- Furskins, artificial fur: $3 million (Down by -25.9%)
- Woodpulp: $1.4 million (Reversing a -$491,000 deficit)
Traditionally, Afghanistan has posted highly positive net exports in the international trade of dried grapes, figs, pistachios, almonds and apricots. In turn, these cashflows indicate Afghanistan’s strong competitive advantages under the fruits and nuts product category.
Overall Afghanistan incurred a -$4.6 billion trade deficit for 2018, down by -53.3% from -$9.8 billion one year earlier.
Below are exports from Afghanistan that result in negative net exports or product trade balance deficits. These negative net exports reveal product categories where foreign spending on home country Afghanistan’s goods trail Afghan importer spending on foreign products.
- Vehicles: -US$891.8 million (Down by -25.2% since 2017)
- Milling products, malt, starches: -$410.8 million (Down by -5.4%)
- Electrical machinery, equipment: -$362.2 million (Down by -74.3%)
- Mineral fuels including oil: -$250.5 million (Down by -68.3%)
- Machinery including computers: -$228.4 million (Down by -42.2%)
- Sugar, sugar confectionery: -$220.2 million (Down by -42.6%)
- Cereals: -$218.4 million (Up by 6.6%)
- Pharmaceuticals: -$218.3 million (Down by -35.3%)
- Animal/vegetable fats, oils, waxes: -$175.3 million (Down by -36.7%)
- Arms, ammunition: -$162.7 million (Up by 479.9%)
Afghanistan has highly negative net exports and therefore deep international trade deficits under the vehicles category, particularly for tanks and other armored fighting vehicles, special purpose vehicles cars, trucks, then motorcycles.
Afghan Export Companies
Not one Afghan corporation ranks among the Forbes Global 2000.
Wikipedia lists exports-related companies from Afghanistan. Selected examples are shown below:
- Afghanistan International Bank (commercial bank)
- AZ Corporation (construction materials)
- Khyber Afghan Airlines (cargo airliner)
- Spinzar Cotton Company (cotton)
- Watan Group (oil, mining and telecom conglomerate)
Afghanistan’s capital city is Kabul.

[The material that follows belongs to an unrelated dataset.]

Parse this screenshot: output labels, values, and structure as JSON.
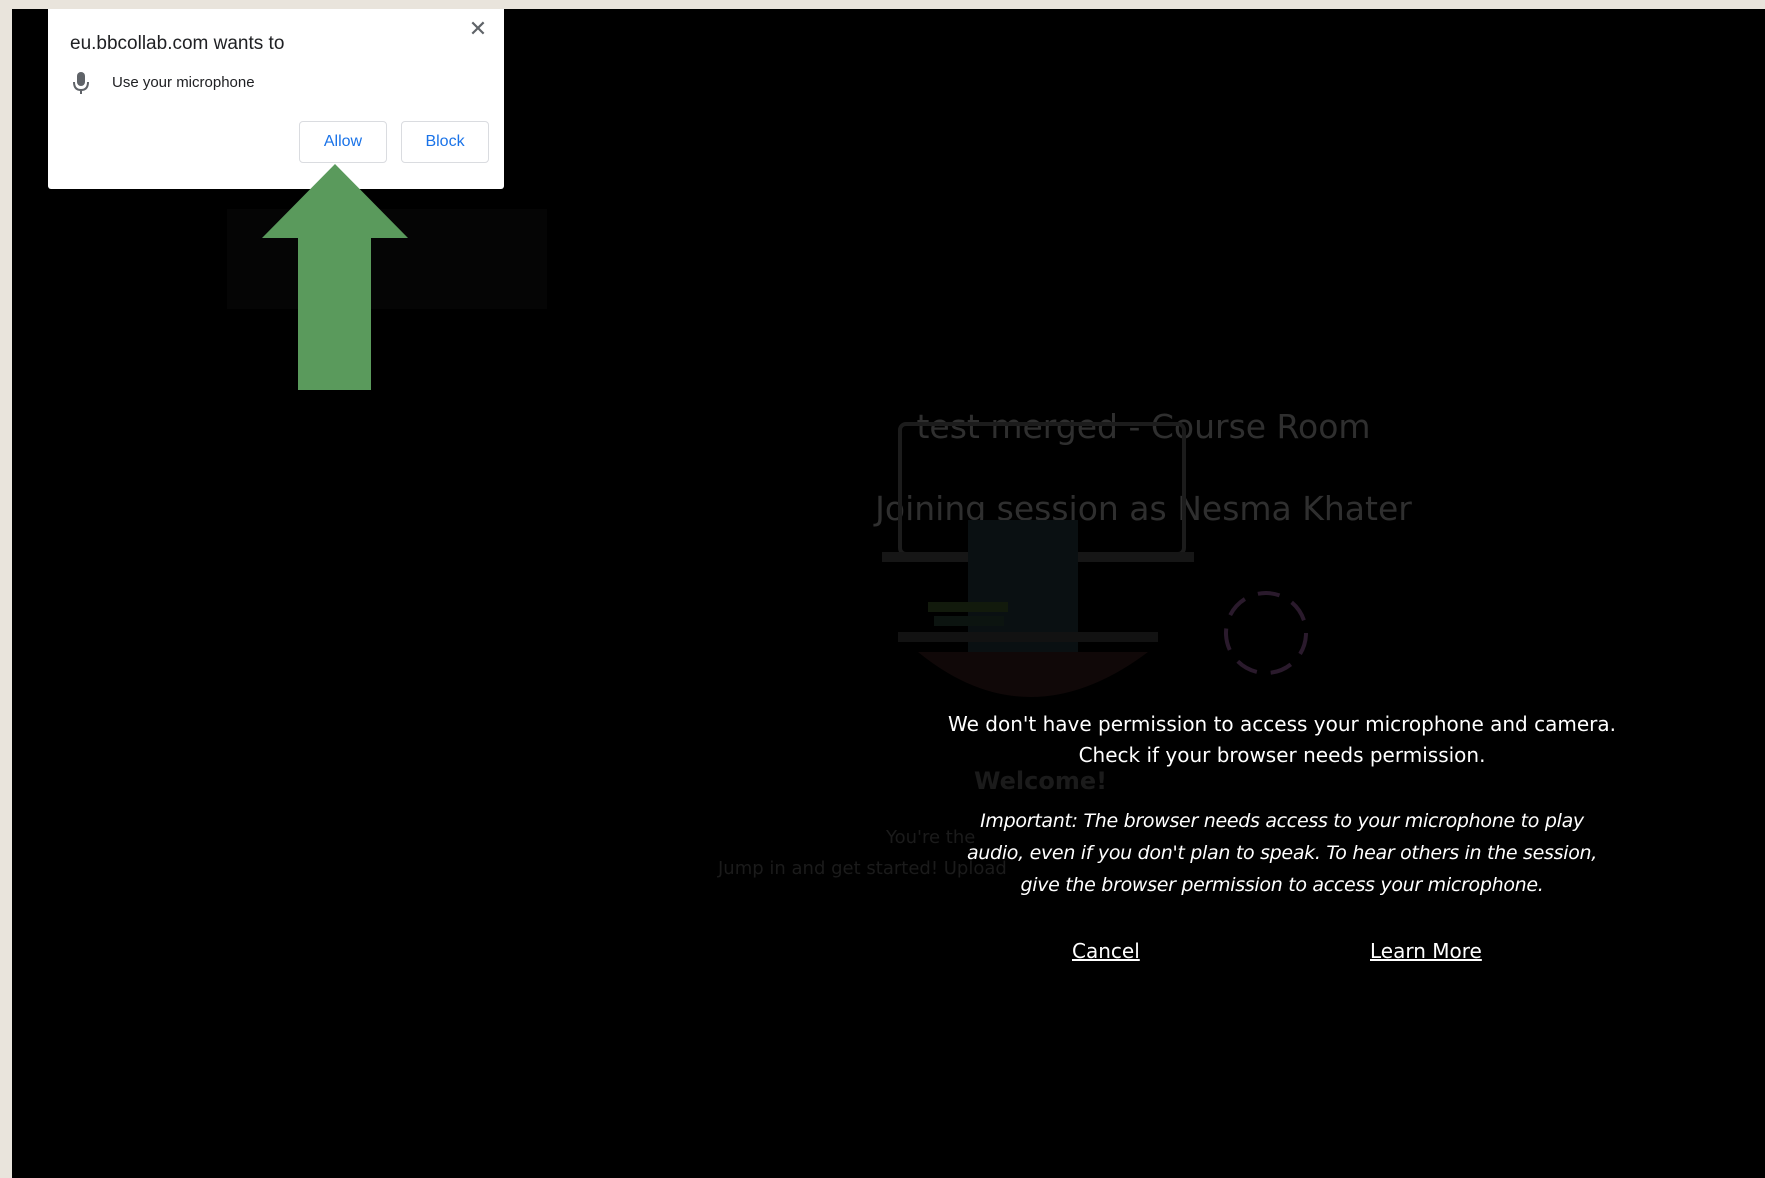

See also Pakistan’s Top Trading Partners, Top Almonds Exporters by Country and Capital Facts for Kabul, Afghanistan
Forbes Global 2000 rankings, The World’s Biggest Public Companies. Accessed on August 20, 2018
International Monetary Fund, World Economic Outlook Database (GDP based on Purchasing Power Parity). Accessed on July 12, 2019

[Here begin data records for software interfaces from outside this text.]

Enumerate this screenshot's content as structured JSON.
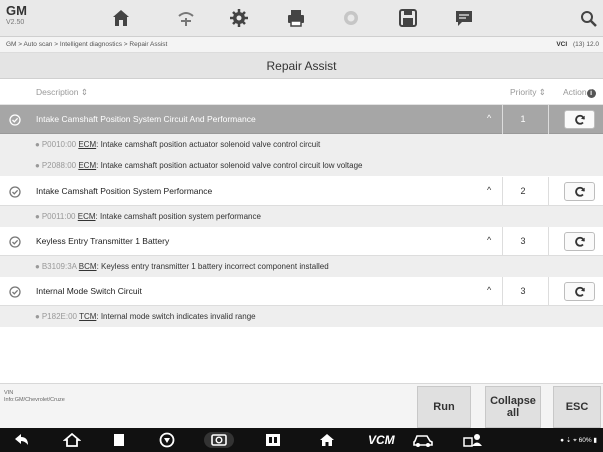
{
  "app": {
    "name": "GM",
    "version": "V2.50"
  },
  "breadcrumb": "GM > Auto scan > Intelligent diagnostics > Repair Assist",
  "status": {
    "vci": "VCI",
    "battery": "(13) 12.0"
  },
  "page": {
    "title": "Repair Assist"
  },
  "columns": {
    "description": "Description ⇕",
    "priority": "Priority ⇕",
    "action": "Action"
  },
  "systems": [
    {
      "title": "Intake Camshaft Position System Circuit And Performance",
      "priority": "1",
      "selected": true,
      "dtcs": [
        {
          "code": "P0010:00",
          "module": "ECM",
          "text": ": Intake camshaft position actuator solenoid valve control circuit"
        },
        {
          "code": "P2088:00",
          "module": "ECM",
          "text": ": Intake camshaft position actuator solenoid valve control circuit low voltage"
        }
      ]
    },
    {
      "title": "Intake Camshaft Position System Performance",
      "priority": "2",
      "selected": false,
      "dtcs": [
        {
          "code": "P0011:00",
          "module": "ECM",
          "text": ": Intake camshaft position system performance"
        }
      ]
    },
    {
      "title": "Keyless Entry Transmitter 1 Battery",
      "priority": "3",
      "selected": false,
      "dtcs": [
        {
          "code": "B3109:3A",
          "module": "BCM",
          "text": ": Keyless entry transmitter 1 battery incorrect component installed"
        }
      ]
    },
    {
      "title": "Internal Mode Switch Circuit",
      "priority": "3",
      "selected": false,
      "dtcs": [
        {
          "code": "P182E:00",
          "module": "TCM",
          "text": ": Internal mode switch indicates invalid range"
        }
      ]
    }
  ],
  "vehicle_info": {
    "label": "VIN",
    "text": "Info:GM/Chevrolet/Cruze"
  },
  "buttons": {
    "run": "Run",
    "collapse": "Collapse all",
    "esc": "ESC"
  },
  "system_bar": {
    "vcm": "VCM",
    "status": "60%"
  }
}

Investopedia, Net Exports Definition. Accessed on August 20, 2018
The World Factbook, Country Profiles, Central Intelligence Agency. Accessed on July 12, 2019
Trade Map, International Trade Centre. Accessed on July 12, 2019

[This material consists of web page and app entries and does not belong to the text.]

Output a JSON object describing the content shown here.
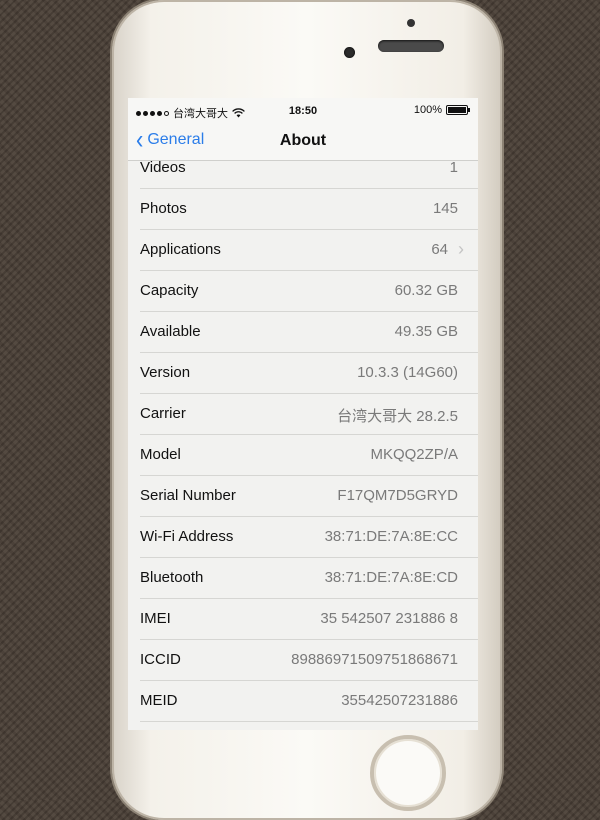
{
  "status_bar": {
    "carrier": "台湾大哥大",
    "time": "18:50",
    "battery": "100%",
    "signal_bars": 4
  },
  "nav": {
    "back_label": "General",
    "title": "About"
  },
  "rows": [
    {
      "label": "Videos",
      "value": "1"
    },
    {
      "label": "Photos",
      "value": "145"
    },
    {
      "label": "Applications",
      "value": "64",
      "disclosure": true
    },
    {
      "label": "Capacity",
      "value": "60.32 GB"
    },
    {
      "label": "Available",
      "value": "49.35 GB"
    },
    {
      "label": "Version",
      "value": "10.3.3 (14G60)"
    },
    {
      "label": "Carrier",
      "value": "台湾大哥大 28.2.5"
    },
    {
      "label": "Model",
      "value": "MKQQ2ZP/A"
    },
    {
      "label": "Serial Number",
      "value": "F17QM7D5GRYD"
    },
    {
      "label": "Wi-Fi Address",
      "value": "38:71:DE:7A:8E:CC"
    },
    {
      "label": "Bluetooth",
      "value": "38:71:DE:7A:8E:CD"
    },
    {
      "label": "IMEI",
      "value": "35 542507 231886 8"
    },
    {
      "label": "ICCID",
      "value": "89886971509751868671"
    },
    {
      "label": "MEID",
      "value": "35542507231886"
    }
  ],
  "colors": {
    "accent": "#2b7de9",
    "value_text": "#7a7a7a"
  },
  "icons": [
    "wifi-icon",
    "battery-icon",
    "back-chevron-icon",
    "disclosure-chevron-icon"
  ]
}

Wikipedia, Afghanistan. Accessed on August 20, 2018
Wikipedia, Gross domestic product. Accessed on July 12, 2019
Wikipedia, List of Companies of Afghanistan. Accessed on August 20, 2018
Wikipedia, Purchasing power parity. Accessed on July 12, 2019